— Source records —
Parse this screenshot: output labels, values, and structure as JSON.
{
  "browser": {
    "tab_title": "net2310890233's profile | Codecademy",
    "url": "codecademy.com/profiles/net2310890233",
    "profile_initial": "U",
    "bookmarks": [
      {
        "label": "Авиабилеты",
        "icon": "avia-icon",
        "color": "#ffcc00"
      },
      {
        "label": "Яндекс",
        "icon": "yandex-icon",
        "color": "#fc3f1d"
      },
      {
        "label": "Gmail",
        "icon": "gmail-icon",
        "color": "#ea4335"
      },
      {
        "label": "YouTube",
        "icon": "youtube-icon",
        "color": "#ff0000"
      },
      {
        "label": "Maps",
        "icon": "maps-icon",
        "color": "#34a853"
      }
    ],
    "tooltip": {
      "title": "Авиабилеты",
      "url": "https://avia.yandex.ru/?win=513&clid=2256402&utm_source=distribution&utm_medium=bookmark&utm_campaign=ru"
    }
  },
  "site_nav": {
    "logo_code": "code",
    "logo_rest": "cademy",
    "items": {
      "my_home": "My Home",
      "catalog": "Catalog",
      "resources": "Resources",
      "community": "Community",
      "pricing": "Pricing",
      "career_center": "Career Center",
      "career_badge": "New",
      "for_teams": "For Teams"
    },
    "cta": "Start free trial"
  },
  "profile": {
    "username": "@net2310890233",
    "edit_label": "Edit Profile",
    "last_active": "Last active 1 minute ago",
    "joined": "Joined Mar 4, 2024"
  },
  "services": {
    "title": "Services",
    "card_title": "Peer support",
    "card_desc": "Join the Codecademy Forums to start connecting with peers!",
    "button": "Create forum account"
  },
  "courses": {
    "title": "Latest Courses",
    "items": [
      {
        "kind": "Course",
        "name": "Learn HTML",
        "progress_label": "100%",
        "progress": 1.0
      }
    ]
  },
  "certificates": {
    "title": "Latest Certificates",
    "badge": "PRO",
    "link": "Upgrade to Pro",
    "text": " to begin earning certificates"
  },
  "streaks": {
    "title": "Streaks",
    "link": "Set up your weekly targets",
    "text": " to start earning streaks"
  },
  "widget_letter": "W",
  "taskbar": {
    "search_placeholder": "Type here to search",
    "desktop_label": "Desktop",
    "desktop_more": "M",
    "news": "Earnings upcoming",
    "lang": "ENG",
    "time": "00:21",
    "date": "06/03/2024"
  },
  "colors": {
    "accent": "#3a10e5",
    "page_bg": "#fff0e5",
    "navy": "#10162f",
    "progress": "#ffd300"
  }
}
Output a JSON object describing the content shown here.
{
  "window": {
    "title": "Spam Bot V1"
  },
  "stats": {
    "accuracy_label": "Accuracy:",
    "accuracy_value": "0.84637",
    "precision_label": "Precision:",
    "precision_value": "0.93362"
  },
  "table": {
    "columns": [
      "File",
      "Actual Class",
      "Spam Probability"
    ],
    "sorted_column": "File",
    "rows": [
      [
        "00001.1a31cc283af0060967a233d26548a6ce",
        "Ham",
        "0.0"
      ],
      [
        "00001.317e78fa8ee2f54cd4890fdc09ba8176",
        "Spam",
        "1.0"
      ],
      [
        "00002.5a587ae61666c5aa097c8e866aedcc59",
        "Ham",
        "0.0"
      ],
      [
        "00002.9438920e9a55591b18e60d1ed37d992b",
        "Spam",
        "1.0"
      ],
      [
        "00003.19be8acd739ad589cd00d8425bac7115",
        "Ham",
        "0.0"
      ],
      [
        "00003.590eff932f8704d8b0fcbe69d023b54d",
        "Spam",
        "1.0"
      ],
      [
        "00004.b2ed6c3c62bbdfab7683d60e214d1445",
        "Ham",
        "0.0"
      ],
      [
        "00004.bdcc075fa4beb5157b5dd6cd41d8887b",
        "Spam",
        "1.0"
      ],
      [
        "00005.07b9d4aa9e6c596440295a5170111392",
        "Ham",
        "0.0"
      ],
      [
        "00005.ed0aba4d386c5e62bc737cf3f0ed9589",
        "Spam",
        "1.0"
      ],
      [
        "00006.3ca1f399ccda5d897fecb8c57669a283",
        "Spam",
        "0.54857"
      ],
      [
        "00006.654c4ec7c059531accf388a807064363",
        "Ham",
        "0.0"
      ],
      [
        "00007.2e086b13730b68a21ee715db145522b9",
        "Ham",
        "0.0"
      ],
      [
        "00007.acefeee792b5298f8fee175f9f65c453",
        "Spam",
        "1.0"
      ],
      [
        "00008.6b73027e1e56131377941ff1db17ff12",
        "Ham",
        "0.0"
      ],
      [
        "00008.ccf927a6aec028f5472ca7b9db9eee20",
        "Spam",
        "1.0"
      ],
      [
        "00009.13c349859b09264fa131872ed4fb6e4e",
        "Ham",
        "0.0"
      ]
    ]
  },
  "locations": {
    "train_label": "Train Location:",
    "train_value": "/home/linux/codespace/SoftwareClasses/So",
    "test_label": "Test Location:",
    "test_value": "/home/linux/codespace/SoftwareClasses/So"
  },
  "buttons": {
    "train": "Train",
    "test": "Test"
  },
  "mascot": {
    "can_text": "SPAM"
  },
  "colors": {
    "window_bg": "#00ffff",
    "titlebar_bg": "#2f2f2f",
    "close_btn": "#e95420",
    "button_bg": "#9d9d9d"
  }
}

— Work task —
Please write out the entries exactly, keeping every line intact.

— Answer to this problem —
Parse this screenshot: output labels, values, and structure as JSON.
{
  "browser": {
    "tab_title": "net2310890233's profile | Codecademy",
    "url": "codecademy.com/profiles/net2310890233",
    "profile_initial": "U",
    "bookmarks": [
      {
        "label": "Авиабилеты",
        "icon": "avia-icon",
        "color": "#ffcc00"
      },
      {
        "label": "Яндекс",
        "icon": "yandex-icon",
        "color": "#fc3f1d"
      },
      {
        "label": "Gmail",
        "icon": "gmail-icon",
        "color": "#ea4335"
      },
      {
        "label": "YouTube",
        "icon": "youtube-icon",
        "color": "#ff0000"
      },
      {
        "label": "Maps",
        "icon": "maps-icon",
        "color": "#34a853"
      }
    ],
    "tooltip": {
      "title": "Авиабилеты",
      "url": "https://avia.yandex.ru/?win=513&clid=2256402&utm_source=distribution&utm_medium=bookmark&utm_campaign=ru"
    }
  },
  "site_nav": {
    "logo_code": "code",
    "logo_rest": "cademy",
    "items": {
      "my_home": "My Home",
      "catalog": "Catalog",
      "resources": "Resources",
      "community": "Community",
      "pricing": "Pricing",
      "career_center": "Career Center",
      "career_badge": "New",
      "for_teams": "For Teams"
    },
    "cta": "Start free trial"
  },
  "profile": {
    "username": "@net2310890233",
    "edit_label": "Edit Profile",
    "last_active": "Last active 1 minute ago",
    "joined": "Joined Mar 4, 2024"
  },
  "services": {
    "title": "Services",
    "card_title": "Peer support",
    "card_desc": "Join the Codecademy Forums to start connecting with peers!",
    "button": "Create forum account"
  },
  "courses": {
    "title": "Latest Courses",
    "items": [
      {
        "kind": "Course",
        "name": "Learn HTML",
        "progress_label": "100%",
        "progress": 1.0
      }
    ]
  },
  "certificates": {
    "title": "Latest Certificates",
    "badge": "PRO",
    "link": "Upgrade to Pro",
    "text": " to begin earning certificates"
  },
  "streaks": {
    "title": "Streaks",
    "link": "Set up your weekly targets",
    "text": " to start earning streaks"
  },
  "widget_letter": "W",
  "taskbar": {
    "search_placeholder": "Type here to search",
    "desktop_label": "Desktop",
    "desktop_more": "M",
    "news": "Earnings upcoming",
    "lang": "ENG",
    "time": "00:21",
    "date": "06/03/2024"
  },
  "colors": {
    "accent": "#3a10e5",
    "page_bg": "#fff0e5",
    "navy": "#10162f",
    "progress": "#ffd300"
  }
}
Output a JSON object describing the content shown here.
{
  "window": {
    "title": "Spam Bot V1"
  },
  "stats": {
    "accuracy_label": "Accuracy:",
    "accuracy_value": "0.84637",
    "precision_label": "Precision:",
    "precision_value": "0.93362"
  },
  "table": {
    "columns": [
      "File",
      "Actual Class",
      "Spam Probability"
    ],
    "sorted_column": "File",
    "rows": [
      [
        "00001.1a31cc283af0060967a233d26548a6ce",
        "Ham",
        "0.0"
      ],
      [
        "00001.317e78fa8ee2f54cd4890fdc09ba8176",
        "Spam",
        "1.0"
      ],
      [
        "00002.5a587ae61666c5aa097c8e866aedcc59",
        "Ham",
        "0.0"
      ],
      [
        "00002.9438920e9a55591b18e60d1ed37d992b",
        "Spam",
        "1.0"
      ],
      [
        "00003.19be8acd739ad589cd00d8425bac7115",
        "Ham",
        "0.0"
      ],
      [
        "00003.590eff932f8704d8b0fcbe69d023b54d",
        "Spam",
        "1.0"
      ],
      [
        "00004.b2ed6c3c62bbdfab7683d60e214d1445",
        "Ham",
        "0.0"
      ],
      [
        "00004.bdcc075fa4beb5157b5dd6cd41d8887b",
        "Spam",
        "1.0"
      ],
      [
        "00005.07b9d4aa9e6c596440295a5170111392",
        "Ham",
        "0.0"
      ],
      [
        "00005.ed0aba4d386c5e62bc737cf3f0ed9589",
        "Spam",
        "1.0"
      ],
      [
        "00006.3ca1f399ccda5d897fecb8c57669a283",
        "Spam",
        "0.54857"
      ],
      [
        "00006.654c4ec7c059531accf388a807064363",
        "Ham",
        "0.0"
      ],
      [
        "00007.2e086b13730b68a21ee715db145522b9",
        "Ham",
        "0.0"
      ],
      [
        "00007.acefeee792b5298f8fee175f9f65c453",
        "Spam",
        "1.0"
      ],
      [
        "00008.6b73027e1e56131377941ff1db17ff12",
        "Ham",
        "0.0"
      ],
      [
        "00008.ccf927a6aec028f5472ca7b9db9eee20",
        "Spam",
        "1.0"
      ],
      [
        "00009.13c349859b09264fa131872ed4fb6e4e",
        "Ham",
        "0.0"
      ]
    ]
  },
  "locations": {
    "train_label": "Train Location:",
    "train_value": "/home/linux/codespace/SoftwareClasses/So",
    "test_label": "Test Location:",
    "test_value": "/home/linux/codespace/SoftwareClasses/So"
  },
  "buttons": {
    "train": "Train",
    "test": "Test"
  },
  "mascot": {
    "can_text": "SPAM"
  },
  "colors": {
    "window_bg": "#00ffff",
    "titlebar_bg": "#2f2f2f",
    "close_btn": "#e95420",
    "button_bg": "#9d9d9d"
  }
}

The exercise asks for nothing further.